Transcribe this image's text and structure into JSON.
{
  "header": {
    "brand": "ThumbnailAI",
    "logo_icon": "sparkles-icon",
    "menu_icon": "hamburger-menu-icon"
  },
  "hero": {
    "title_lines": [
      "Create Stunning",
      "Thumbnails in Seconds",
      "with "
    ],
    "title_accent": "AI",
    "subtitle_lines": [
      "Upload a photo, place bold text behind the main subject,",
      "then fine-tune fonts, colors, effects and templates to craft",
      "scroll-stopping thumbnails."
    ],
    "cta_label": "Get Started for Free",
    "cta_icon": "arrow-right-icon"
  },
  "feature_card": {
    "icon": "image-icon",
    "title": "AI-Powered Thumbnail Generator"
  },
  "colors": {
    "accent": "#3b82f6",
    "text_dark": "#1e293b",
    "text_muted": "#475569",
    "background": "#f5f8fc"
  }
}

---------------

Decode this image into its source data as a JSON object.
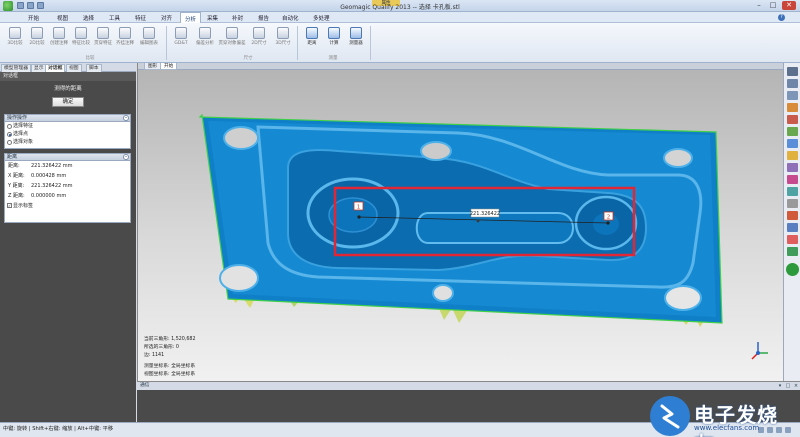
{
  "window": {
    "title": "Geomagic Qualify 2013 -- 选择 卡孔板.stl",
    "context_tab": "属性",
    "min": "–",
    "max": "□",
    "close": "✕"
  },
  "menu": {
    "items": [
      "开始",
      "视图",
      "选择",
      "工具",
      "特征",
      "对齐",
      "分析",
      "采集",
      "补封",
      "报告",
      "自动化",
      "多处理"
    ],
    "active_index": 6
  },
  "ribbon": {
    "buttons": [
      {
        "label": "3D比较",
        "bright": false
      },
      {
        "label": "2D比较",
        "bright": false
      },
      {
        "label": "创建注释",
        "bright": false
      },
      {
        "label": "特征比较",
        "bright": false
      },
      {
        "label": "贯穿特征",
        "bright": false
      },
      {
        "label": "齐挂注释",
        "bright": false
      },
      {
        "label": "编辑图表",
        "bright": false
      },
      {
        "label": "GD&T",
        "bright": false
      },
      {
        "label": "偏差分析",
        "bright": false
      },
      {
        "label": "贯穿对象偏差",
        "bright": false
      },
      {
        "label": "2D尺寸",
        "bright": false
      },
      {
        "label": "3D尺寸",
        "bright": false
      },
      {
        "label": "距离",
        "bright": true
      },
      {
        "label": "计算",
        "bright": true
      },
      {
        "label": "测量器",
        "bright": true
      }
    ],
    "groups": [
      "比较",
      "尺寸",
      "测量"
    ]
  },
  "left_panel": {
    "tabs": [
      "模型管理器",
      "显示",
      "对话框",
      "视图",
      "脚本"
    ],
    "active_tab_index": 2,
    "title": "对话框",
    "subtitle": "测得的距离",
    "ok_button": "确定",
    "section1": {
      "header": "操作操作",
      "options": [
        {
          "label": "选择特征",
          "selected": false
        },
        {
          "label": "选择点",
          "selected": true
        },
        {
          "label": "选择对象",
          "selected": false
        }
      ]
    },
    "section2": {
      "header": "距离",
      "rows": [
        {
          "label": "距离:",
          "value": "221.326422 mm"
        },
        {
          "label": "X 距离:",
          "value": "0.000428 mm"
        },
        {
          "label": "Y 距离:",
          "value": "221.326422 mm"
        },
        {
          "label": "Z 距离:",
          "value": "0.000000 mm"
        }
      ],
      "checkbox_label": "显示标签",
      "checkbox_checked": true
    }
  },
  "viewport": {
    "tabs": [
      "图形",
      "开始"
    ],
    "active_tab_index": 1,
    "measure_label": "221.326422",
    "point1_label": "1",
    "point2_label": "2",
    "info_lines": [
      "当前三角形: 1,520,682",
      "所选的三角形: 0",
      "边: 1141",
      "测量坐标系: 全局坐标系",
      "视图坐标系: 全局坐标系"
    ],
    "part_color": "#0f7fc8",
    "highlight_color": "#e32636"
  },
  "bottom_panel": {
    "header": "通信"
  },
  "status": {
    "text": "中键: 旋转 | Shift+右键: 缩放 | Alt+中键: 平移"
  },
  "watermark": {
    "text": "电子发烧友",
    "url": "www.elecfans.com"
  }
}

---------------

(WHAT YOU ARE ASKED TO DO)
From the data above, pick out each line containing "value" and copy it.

(ANSWER TO THIS EXERCISE)
          "value": "221.326422 mm"
          "value": "0.000428 mm"
          "value": "221.326422 mm"
          "value": "0.000000 mm"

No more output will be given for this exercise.